EXERCISE BRIEF:
Which lines in the data contain the word "screenshot"? Please copy each of them.

Records from a dataset:
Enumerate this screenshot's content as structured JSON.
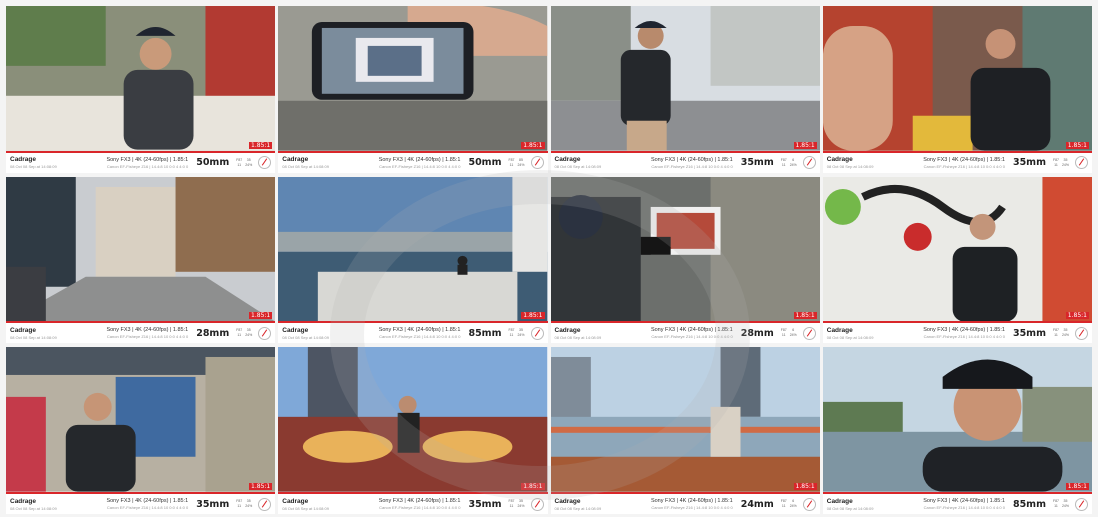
{
  "colors": {
    "accent": "#d9262a",
    "bar_bg": "#ffffff"
  },
  "tiles": [
    {
      "app": "Cadrage",
      "app_sub": "08 Oct 08 Sep at 14:08:09",
      "rec": "1.85:1",
      "spec": "Sony FX3 | 4K (24-60fps) | 1.85:1",
      "spec_sub": "Canon EF-Fisheye Z16 | 14.4:8 10 0:0 4 4:0 0",
      "focal": "50mm",
      "stat1": "F87",
      "stat1_sub": "11",
      "stat2": "35",
      "stat2_sub": "24%",
      "scene": "man at table"
    },
    {
      "app": "Cadrage",
      "app_sub": "08 Oct 08 Sep at 14:08:09",
      "rec": "1.85:1",
      "spec": "Sony FX3 | 4K (24-60fps) | 1.85:1",
      "spec_sub": "Canon EF-Fisheye Z16 | 14.4:8 10 0:0 4 4:0 0",
      "focal": "50mm",
      "stat1": "F87",
      "stat1_sub": "11",
      "stat2": "85",
      "stat2_sub": "24%",
      "scene": "phone in hand"
    },
    {
      "app": "Cadrage",
      "app_sub": "08 Oct 08 Sep at 14:08:09",
      "rec": "1.85:1",
      "spec": "Sony FX3 | 4K (24-60fps) | 1.85:1",
      "spec_sub": "Canon EF-Fisheye Z16 | 14.4:8 10 0:0 4 4:0 0",
      "focal": "35mm",
      "stat1": "F87",
      "stat1_sub": "11",
      "stat2": "6",
      "stat2_sub": "24%",
      "scene": "man in street"
    },
    {
      "app": "Cadrage",
      "app_sub": "08 Oct 08 Sep at 14:08:09",
      "rec": "1.85:1",
      "spec": "Sony FX3 | 4K (24-60fps) | 1.85:1",
      "spec_sub": "Canon EF-Fisheye Z16 | 14.4:8 10 0:0 4 4:0 0",
      "focal": "35mm",
      "stat1": "F87",
      "stat1_sub": "11",
      "stat2": "35",
      "stat2_sub": "24%",
      "scene": "man seated"
    },
    {
      "app": "Cadrage",
      "app_sub": "08 Oct 08 Sep at 14:08:09",
      "rec": "1.85:1",
      "spec": "Sony FX3 | 4K (24-60fps) | 1.85:1",
      "spec_sub": "Canon EF-Fisheye Z16 | 14.4:8 10 0:0 4 4:0 0",
      "focal": "28mm",
      "stat1": "F87",
      "stat1_sub": "11",
      "stat2": "35",
      "stat2_sub": "24%",
      "scene": "empty alley"
    },
    {
      "app": "Cadrage",
      "app_sub": "08 Oct 08 Sep at 14:08:09",
      "rec": "1.85:1",
      "spec": "Sony FX3 | 4K (24-60fps) | 1.85:1",
      "spec_sub": "Canon EF-Fisheye Z16 | 14.4:8 10 0:0 4 4:0 0",
      "focal": "85mm",
      "stat1": "F87",
      "stat1_sub": "11",
      "stat2": "35",
      "stat2_sub": "24%",
      "scene": "river skyline"
    },
    {
      "app": "Cadrage",
      "app_sub": "08 Oct 08 Sep at 14:08:09",
      "rec": "1.85:1",
      "spec": "Sony FX3 | 4K (24-60fps) | 1.85:1",
      "spec_sub": "Canon EF-Fisheye Z16 | 14.4:8 10 0:0 4 4:0 0",
      "focal": "28mm",
      "stat1": "F87",
      "stat1_sub": "11",
      "stat2": "6",
      "stat2_sub": "24%",
      "scene": "phone framing"
    },
    {
      "app": "Cadrage",
      "app_sub": "08 Oct 08 Sep at 14:08:09",
      "rec": "1.85:1",
      "spec": "Sony FX3 | 4K (24-60fps) | 1.85:1",
      "spec_sub": "Canon EF-Fisheye Z16 | 14.4:8 10 0:0 4 4:0 0",
      "focal": "35mm",
      "stat1": "F87",
      "stat1_sub": "11",
      "stat2": "35",
      "stat2_sub": "24%",
      "scene": "love mural"
    },
    {
      "app": "Cadrage",
      "app_sub": "08 Oct 08 Sep at 14:08:09",
      "rec": "1.85:1",
      "spec": "Sony FX3 | 4K (24-60fps) | 1.85:1",
      "spec_sub": "Canon EF-Fisheye Z16 | 14.4:8 10 0:0 4 4:0 0",
      "focal": "35mm",
      "stat1": "F87",
      "stat1_sub": "11",
      "stat2": "35",
      "stat2_sub": "24%",
      "scene": "man in lane"
    },
    {
      "app": "Cadrage",
      "app_sub": "08 Oct 08 Sep at 14:08:09",
      "rec": "1.85:1",
      "spec": "Sony FX3 | 4K (24-60fps) | 1.85:1",
      "spec_sub": "Canon EF-Fisheye Z16 | 14.4:8 10 0:0 4 4:0 0",
      "focal": "35mm",
      "stat1": "F87",
      "stat1_sub": "11",
      "stat2": "35",
      "stat2_sub": "24%",
      "scene": "fish mural"
    },
    {
      "app": "Cadrage",
      "app_sub": "08 Oct 08 Sep at 14:08:09",
      "rec": "1.85:1",
      "spec": "Sony FX3 | 4K (24-60fps) | 1.85:1",
      "spec_sub": "Canon EF-Fisheye Z16 | 14.4:8 10 0:0 4 4:0 0",
      "focal": "24mm",
      "stat1": "F87",
      "stat1_sub": "11",
      "stat2": "6",
      "stat2_sub": "24%",
      "scene": "riverside deck"
    },
    {
      "app": "Cadrage",
      "app_sub": "08 Oct 08 Sep at 14:08:09",
      "rec": "1.85:1",
      "spec": "Sony FX3 | 4K (24-60fps) | 1.85:1",
      "spec_sub": "Canon EF-Fisheye Z16 | 14.4:8 10 0:0 4 4:0 0",
      "focal": "85mm",
      "stat1": "F87",
      "stat1_sub": "11",
      "stat2": "35",
      "stat2_sub": "24%",
      "scene": "man by river"
    }
  ]
}
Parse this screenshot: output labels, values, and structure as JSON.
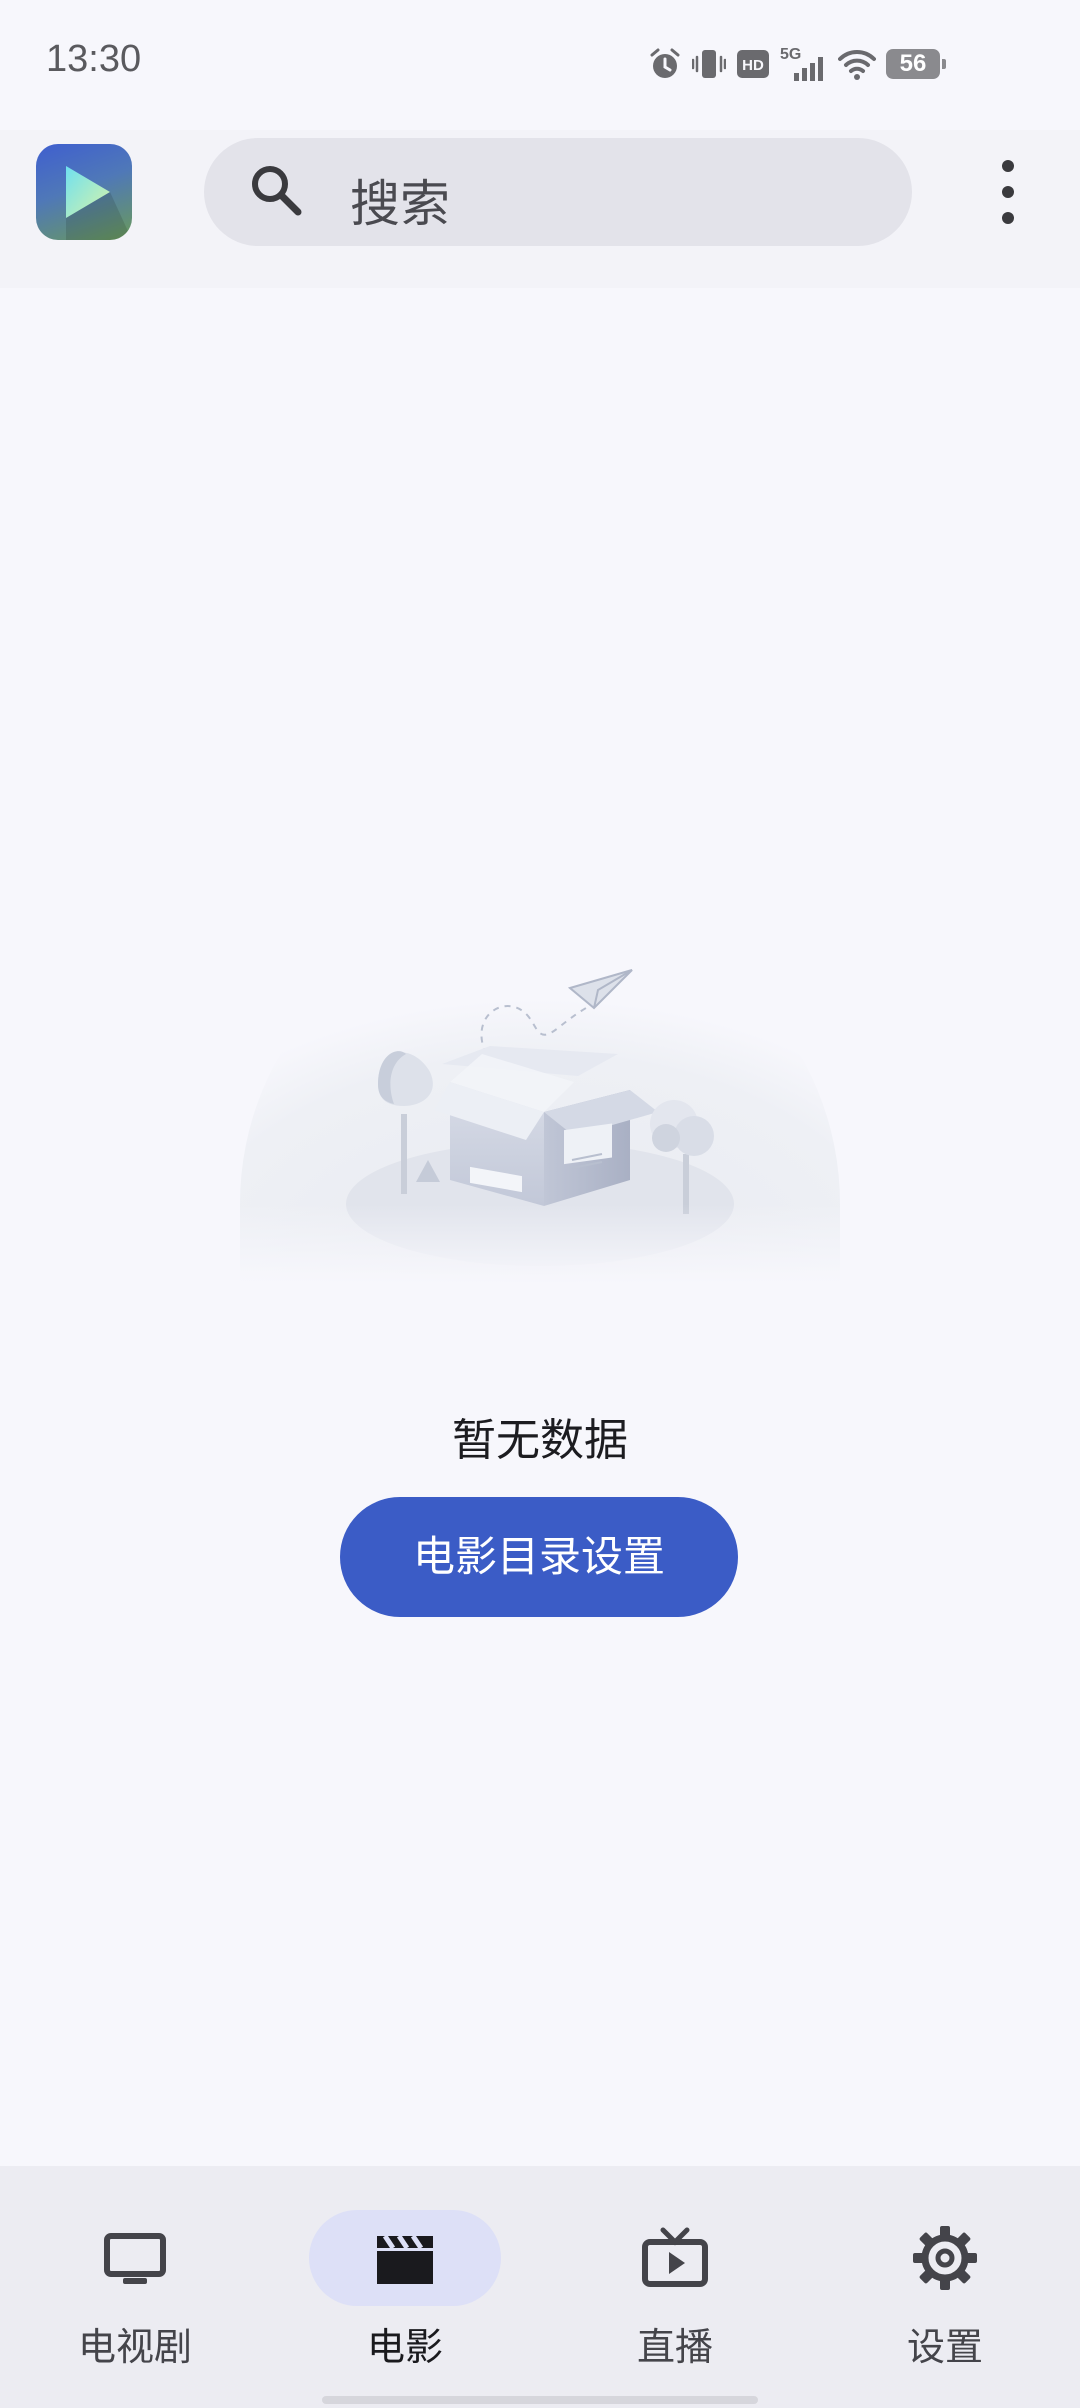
{
  "status_bar": {
    "time": "13:30",
    "network": "5G",
    "battery": "56",
    "icons": [
      "alarm-icon",
      "vibrate-icon",
      "hd-icon",
      "5g-signal-icon",
      "wifi-icon",
      "battery-icon"
    ]
  },
  "top_bar": {
    "logo_icon": "play-logo-icon",
    "search_placeholder": "搜索",
    "more_icon": "more-vertical-icon"
  },
  "empty_state": {
    "illustration": "empty-box-illustration",
    "message": "暂无数据",
    "button_label": "电影目录设置"
  },
  "bottom_nav": {
    "items": [
      {
        "label": "电视剧",
        "icon": "tv-icon",
        "active": false
      },
      {
        "label": "电影",
        "icon": "clapperboard-icon",
        "active": true
      },
      {
        "label": "直播",
        "icon": "live-tv-icon",
        "active": false
      },
      {
        "label": "设置",
        "icon": "gear-icon",
        "active": false
      }
    ]
  },
  "colors": {
    "background": "#f7f7fc",
    "accent": "#3b5cc6",
    "active_pill": "#dde0f7",
    "nav_background": "#ececf2"
  }
}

TASK OUTPUT:
Enumerate this screenshot's content as structured JSON.
Parse this screenshot: output labels, values, and structure as JSON.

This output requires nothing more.